# Brief
From the entries below, pull out each line where "国际学校公开课" appears.

# Material shown
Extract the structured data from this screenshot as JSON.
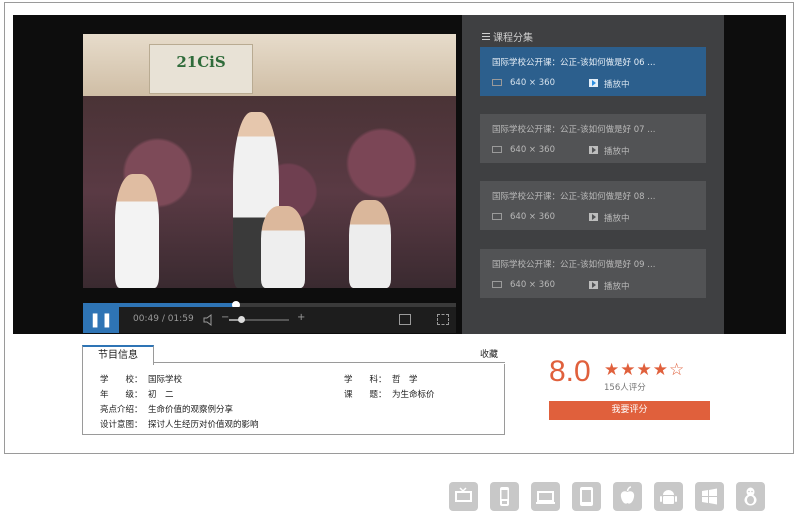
{
  "player": {
    "banner_text": "21CiS",
    "time_current": "00:49",
    "time_separator": "/",
    "time_total": "01:59",
    "progress_fraction": 0.41,
    "volume_fraction": 0.2,
    "volume_minus": "−",
    "volume_plus": "+"
  },
  "sidebar": {
    "title": "课程分集",
    "episodes": [
      {
        "title": "国际学校公开课：公正-该如何做是好 06 ...",
        "resolution": "640 × 360",
        "status": "播放中",
        "active": true
      },
      {
        "title": "国际学校公开课：公正-该如何做是好 07 ...",
        "resolution": "640 × 360",
        "status": "播放中",
        "active": false
      },
      {
        "title": "国际学校公开课：公正-该如何做是好 08 ...",
        "resolution": "640 × 360",
        "status": "播放中",
        "active": false
      },
      {
        "title": "国际学校公开课：公正-该如何做是好 09 ...",
        "resolution": "640 × 360",
        "status": "播放中",
        "active": false
      }
    ]
  },
  "info": {
    "tab_label": "节目信息",
    "favorite": "收藏",
    "school_label": "学　　校：",
    "school_value": "国际学校",
    "subject_label": "学　　科：",
    "subject_value": "哲　学",
    "grade_label": "年　　级：",
    "grade_value": "初　二",
    "topic_label": "课　　题：",
    "topic_value": "为生命标价",
    "highlight_label": "亮点介绍：",
    "highlight_value": "生命价值的观察例分享",
    "design_label": "设计意图：",
    "design_value": "探讨人生经历对价值观的影响"
  },
  "rating": {
    "score": "8.0",
    "stars_filled": 4,
    "stars_total": 5,
    "count": "156人评分",
    "button": "我要评分"
  },
  "colors": {
    "accent_blue": "#2e74b5",
    "accent_orange": "#e0603c"
  },
  "platform_icons": [
    "tv-icon",
    "mobile-phone-icon",
    "laptop-icon",
    "tablet-icon",
    "apple-icon",
    "android-icon",
    "windows-icon",
    "linux-icon"
  ]
}
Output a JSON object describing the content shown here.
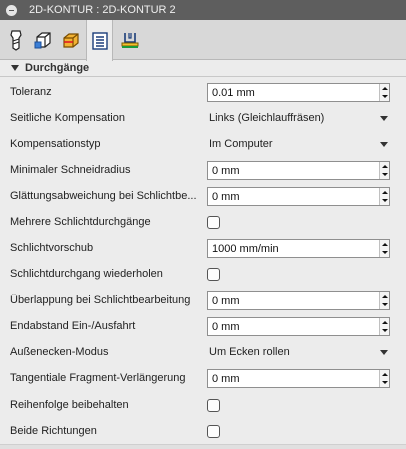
{
  "window": {
    "title": "2D-KONTUR : 2D-KONTUR 2"
  },
  "tabs": [
    {
      "name": "Werkzeug",
      "icon": "tool-icon"
    },
    {
      "name": "Geometrie",
      "icon": "geometry-icon"
    },
    {
      "name": "Höhen",
      "icon": "heights-icon"
    },
    {
      "name": "Durchgänge",
      "icon": "passes-icon",
      "active": true
    },
    {
      "name": "Verknüpfung",
      "icon": "linking-icon"
    }
  ],
  "section": {
    "title": "Durchgänge"
  },
  "fields": {
    "toleranz": {
      "label": "Toleranz",
      "value": "0.01 mm"
    },
    "seitliche_kompensation": {
      "label": "Seitliche Kompensation",
      "value": "Links (Gleichlauffräsen)"
    },
    "kompensationstyp": {
      "label": "Kompensationstyp",
      "value": "Im Computer"
    },
    "min_schneidradius": {
      "label": "Minimaler Schneidradius",
      "value": "0 mm"
    },
    "glaettungsabweichung": {
      "label": "Glättungsabweichung bei Schlichtbe...",
      "value": "0 mm"
    },
    "mehrere_schlicht": {
      "label": "Mehrere Schlichtdurchgänge",
      "checked": false
    },
    "schlichtvorschub": {
      "label": "Schlichtvorschub",
      "value": "1000 mm/min"
    },
    "schlicht_wiederholen": {
      "label": "Schlichtdurchgang wiederholen",
      "checked": false
    },
    "ueberlappung": {
      "label": "Überlappung bei Schlichtbearbeitung",
      "value": "0 mm"
    },
    "endabstand": {
      "label": "Endabstand Ein-/Ausfahrt",
      "value": "0 mm"
    },
    "aussenecken": {
      "label": "Außenecken-Modus",
      "value": "Um Ecken rollen"
    },
    "tangentiale": {
      "label": "Tangentiale Fragment-Verlängerung",
      "value": "0 mm"
    },
    "reihenfolge": {
      "label": "Reihenfolge beibehalten",
      "checked": false
    },
    "beide_richtungen": {
      "label": "Beide Richtungen",
      "checked": false
    }
  }
}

# Solution to this exercise
        "title": "国际学校公开课：公正-该如何做是好 06 ...",
        "title": "国际学校公开课：公正-该如何做是好 07 ...",
        "title": "国际学校公开课：公正-该如何做是好 08 ...",
        "title": "国际学校公开课：公正-该如何做是好 09 ...",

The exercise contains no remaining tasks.